Can a daytime nap help lower your blood pressure and help reduce potential cardiovascular events? Recent research appears to suggest so. A recent study performed in Voula, Greece suggests that taking a nap during the midday effectively helped lower blood pressure levels. “Midday sleep appears to lower blood pressure levels at the same magnitude as other lifestyle changes. For example, salt and alcohol reduction can bring down blood pressure levels by 3 to 5 mmHg,” reports Dr. Kallistratos from the study.
While napping is a valuable addition to help offset blood pressure levels, it is important to note it isn’t a substitute for a proper nights sleep. Nightly sleep is necessary for many vital body functions, improving mental performance, balancing hormone levels, and helps to reduce overall overload to the body.
The study performed evaluated 212 individuals with a mean blood pressure of 129.2 systolic (top number of your blood pressure – pressure during a heartbeat). Individuals were, on average, 62 years old, and 1 in 4 either smoked, had a diagnosis of diabetes, or both. The study did account for factors that could influence blood pressure such as age, biological sex, prescription medication, and lifestyle choices.
The research found that people who took a daytime nap saw a 5.3 mmHg reduction in blood pressure, which is approximately the same effect as when taking blood pressure medication or making lifestyle changes that also affects blood pressure. “These findings are important because a drop in blood pressure by as small as 2 mmHg can reduce the risk of cardiovascular events, such as heart attacks, by up to 10 percent,” Kallistratos says.

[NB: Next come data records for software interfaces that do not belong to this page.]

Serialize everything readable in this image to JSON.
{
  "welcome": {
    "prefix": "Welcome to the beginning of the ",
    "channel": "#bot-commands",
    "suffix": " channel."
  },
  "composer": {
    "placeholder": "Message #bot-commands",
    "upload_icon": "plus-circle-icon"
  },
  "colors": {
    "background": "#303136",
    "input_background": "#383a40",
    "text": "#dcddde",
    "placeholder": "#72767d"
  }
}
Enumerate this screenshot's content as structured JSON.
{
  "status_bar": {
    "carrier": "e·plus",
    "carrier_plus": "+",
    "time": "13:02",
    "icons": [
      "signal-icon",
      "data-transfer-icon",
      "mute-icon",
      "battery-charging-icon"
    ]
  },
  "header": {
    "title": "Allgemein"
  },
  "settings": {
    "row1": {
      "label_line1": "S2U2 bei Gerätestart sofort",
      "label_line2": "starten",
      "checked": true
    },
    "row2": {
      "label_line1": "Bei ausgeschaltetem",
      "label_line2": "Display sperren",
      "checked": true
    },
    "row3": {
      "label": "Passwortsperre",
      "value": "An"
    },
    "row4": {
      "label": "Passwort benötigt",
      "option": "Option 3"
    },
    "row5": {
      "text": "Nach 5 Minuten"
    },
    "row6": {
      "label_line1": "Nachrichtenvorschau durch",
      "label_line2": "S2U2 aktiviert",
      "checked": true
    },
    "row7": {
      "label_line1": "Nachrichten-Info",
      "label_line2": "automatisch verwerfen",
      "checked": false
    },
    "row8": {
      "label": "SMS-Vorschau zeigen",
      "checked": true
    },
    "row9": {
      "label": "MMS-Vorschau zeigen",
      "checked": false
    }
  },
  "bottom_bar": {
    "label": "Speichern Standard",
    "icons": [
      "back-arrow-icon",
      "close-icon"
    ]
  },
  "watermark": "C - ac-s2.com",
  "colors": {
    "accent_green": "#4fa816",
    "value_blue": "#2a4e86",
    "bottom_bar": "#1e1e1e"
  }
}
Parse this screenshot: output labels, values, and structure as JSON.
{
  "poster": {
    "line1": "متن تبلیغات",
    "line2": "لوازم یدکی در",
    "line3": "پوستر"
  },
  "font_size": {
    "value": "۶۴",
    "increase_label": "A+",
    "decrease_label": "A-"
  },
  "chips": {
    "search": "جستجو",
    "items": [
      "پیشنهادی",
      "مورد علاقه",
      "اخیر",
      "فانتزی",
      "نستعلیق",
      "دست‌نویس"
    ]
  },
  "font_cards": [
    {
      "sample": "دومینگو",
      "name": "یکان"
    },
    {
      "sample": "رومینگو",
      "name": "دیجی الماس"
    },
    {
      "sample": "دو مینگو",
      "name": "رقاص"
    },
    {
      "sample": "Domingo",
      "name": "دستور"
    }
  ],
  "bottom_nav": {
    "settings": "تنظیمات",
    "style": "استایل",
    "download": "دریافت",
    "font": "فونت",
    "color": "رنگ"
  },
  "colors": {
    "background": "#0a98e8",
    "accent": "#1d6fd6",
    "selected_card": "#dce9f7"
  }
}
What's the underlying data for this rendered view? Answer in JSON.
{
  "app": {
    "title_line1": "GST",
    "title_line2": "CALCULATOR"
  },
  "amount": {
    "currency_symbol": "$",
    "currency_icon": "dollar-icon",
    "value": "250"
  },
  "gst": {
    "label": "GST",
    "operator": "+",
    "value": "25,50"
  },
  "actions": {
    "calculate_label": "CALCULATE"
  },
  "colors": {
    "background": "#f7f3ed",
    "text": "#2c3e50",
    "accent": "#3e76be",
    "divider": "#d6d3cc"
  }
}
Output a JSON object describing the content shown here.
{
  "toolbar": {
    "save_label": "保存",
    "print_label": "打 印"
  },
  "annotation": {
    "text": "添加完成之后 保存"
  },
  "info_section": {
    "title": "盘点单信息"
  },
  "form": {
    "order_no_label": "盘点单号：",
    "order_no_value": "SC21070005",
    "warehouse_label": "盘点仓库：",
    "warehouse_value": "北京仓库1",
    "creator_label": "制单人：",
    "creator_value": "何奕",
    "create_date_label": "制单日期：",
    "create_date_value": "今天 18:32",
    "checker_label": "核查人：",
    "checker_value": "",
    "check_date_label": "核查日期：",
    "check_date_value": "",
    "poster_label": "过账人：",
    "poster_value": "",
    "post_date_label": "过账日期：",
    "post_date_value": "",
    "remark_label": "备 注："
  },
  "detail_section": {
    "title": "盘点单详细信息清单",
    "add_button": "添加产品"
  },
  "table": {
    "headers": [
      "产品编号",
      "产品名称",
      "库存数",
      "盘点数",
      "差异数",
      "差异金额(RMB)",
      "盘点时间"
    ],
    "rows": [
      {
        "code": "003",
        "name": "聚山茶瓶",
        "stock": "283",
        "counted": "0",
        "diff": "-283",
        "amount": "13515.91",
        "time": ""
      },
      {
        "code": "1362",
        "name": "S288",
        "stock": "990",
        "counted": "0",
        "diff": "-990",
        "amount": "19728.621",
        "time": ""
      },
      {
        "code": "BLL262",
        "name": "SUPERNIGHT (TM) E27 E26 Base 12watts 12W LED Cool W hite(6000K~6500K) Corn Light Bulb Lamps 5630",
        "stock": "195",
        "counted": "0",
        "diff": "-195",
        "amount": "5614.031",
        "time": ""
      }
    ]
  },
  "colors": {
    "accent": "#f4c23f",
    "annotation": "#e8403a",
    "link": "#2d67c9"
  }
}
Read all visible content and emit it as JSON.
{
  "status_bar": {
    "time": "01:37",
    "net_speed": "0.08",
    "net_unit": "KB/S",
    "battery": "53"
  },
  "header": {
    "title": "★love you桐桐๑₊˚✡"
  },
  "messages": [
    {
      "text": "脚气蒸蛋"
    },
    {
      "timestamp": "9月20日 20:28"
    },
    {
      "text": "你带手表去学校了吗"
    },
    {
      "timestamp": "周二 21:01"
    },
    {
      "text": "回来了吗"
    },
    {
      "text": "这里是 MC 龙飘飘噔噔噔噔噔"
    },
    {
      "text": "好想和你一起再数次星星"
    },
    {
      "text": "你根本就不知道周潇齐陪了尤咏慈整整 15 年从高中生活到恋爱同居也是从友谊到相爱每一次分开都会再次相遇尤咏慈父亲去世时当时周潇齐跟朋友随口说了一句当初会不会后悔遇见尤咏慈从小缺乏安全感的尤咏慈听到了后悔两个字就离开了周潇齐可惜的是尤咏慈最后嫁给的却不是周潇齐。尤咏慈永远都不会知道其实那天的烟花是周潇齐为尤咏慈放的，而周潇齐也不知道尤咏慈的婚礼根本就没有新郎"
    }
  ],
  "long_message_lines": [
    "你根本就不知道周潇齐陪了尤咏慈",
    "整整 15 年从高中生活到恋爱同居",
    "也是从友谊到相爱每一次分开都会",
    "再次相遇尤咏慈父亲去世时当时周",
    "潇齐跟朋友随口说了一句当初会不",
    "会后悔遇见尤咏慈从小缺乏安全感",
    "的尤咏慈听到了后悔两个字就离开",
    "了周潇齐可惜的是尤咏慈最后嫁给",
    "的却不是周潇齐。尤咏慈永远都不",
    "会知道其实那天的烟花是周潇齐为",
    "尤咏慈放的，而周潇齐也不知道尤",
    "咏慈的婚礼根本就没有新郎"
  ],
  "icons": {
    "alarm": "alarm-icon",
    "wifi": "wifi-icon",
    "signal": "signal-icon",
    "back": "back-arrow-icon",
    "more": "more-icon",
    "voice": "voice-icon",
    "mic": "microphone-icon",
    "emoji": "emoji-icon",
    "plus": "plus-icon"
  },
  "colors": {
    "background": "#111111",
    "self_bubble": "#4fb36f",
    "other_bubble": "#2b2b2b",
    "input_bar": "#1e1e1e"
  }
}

Perhaps the biggest benefit of napping during the day is that it’s FREE! And there is no need to feel guilty for power napping, some prolific people throughout history like Leonardo da Vinci, Napoleon, and Winston Churchill all took a daily early afternoon siesta. “We obviously don’t want to encourage people to sleep for hours on end during the day,” states Kallistratos, “but on the other hand, they shouldn’t feel guilty if they can take a short nap, given the potential health benefits.”
There are four stages of sleep that were identified in 1937 by Alfred Lee Loomis. The stages related to brain wave activity. Stages N1 and N2 are light sleep, N3 is deep sleep and the final stage is REM sleep, associated with dreaming. The term, “power nap” refers to the ability naps have to strengthen the ability to pay closer attention to details and make critical decisions, especially later in the day.
The most important aspect to bear in mind when taking a nap is to restrict it to no more than twenty minutes, so you don’t enter Stage N3. Entering deep sleep without completing the sleep cycle is what is known as “sleep inertia,” which leaves you with drowsiness and a headache instead of the feeling of refreshment. The best time to nap has been shown to be shortly after lunch because the natural circadian rhythm in later afternoon are more likely to become a deep sleep leaving you worse than before.
For the midday coffee drinkers do not despair, you can still have a nap that coincides with your daily ritual. If you drink a cup of coffee , and nap for twenty minutes the coffee will not disturb your nap due to the alerting affect taking about a half hour to set in. So, hit the sack during your next lunch and make both your afternoons and heart happier!